What the exercise asks: Each line below that contains "horizontal" counts once; report the total and nothing more.
[Available records Boundary: Start]
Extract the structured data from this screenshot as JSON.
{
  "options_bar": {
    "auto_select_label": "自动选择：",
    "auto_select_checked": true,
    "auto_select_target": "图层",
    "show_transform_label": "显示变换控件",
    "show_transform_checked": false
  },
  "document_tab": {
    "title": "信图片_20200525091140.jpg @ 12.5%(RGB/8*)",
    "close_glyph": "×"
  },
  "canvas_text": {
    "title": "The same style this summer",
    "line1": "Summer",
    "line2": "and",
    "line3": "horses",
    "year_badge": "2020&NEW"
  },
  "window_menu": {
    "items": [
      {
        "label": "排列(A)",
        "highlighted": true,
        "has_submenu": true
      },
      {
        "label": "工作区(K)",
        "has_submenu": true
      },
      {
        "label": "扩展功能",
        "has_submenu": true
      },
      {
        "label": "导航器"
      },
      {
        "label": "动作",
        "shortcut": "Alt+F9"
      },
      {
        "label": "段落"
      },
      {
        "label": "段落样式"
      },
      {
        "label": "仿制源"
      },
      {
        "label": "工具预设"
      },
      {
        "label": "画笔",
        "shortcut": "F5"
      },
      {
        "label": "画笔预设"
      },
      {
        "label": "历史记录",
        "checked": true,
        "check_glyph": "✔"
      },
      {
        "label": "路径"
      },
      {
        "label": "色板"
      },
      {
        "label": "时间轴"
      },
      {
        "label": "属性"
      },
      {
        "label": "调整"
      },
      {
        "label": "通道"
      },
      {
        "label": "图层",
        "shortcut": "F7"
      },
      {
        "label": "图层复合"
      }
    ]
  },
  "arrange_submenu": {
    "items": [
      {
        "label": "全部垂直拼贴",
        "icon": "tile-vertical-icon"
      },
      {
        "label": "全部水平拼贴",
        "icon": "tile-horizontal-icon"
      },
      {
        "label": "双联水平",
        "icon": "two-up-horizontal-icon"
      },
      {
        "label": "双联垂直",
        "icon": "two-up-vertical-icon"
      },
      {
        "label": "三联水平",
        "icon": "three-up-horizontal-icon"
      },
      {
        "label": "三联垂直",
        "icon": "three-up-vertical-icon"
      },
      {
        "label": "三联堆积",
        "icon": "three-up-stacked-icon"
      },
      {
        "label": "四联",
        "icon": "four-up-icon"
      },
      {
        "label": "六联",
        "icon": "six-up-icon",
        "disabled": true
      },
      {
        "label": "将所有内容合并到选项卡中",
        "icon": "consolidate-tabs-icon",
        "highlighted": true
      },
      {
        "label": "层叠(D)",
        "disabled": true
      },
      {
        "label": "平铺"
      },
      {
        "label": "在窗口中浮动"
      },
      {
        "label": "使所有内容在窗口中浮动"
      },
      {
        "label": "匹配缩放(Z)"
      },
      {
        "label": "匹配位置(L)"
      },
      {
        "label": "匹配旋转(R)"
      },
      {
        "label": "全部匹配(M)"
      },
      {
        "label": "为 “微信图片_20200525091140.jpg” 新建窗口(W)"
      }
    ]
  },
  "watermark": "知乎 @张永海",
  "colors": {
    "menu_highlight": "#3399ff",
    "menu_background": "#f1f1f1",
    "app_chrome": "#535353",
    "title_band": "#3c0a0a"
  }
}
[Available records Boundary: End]
Task response: 3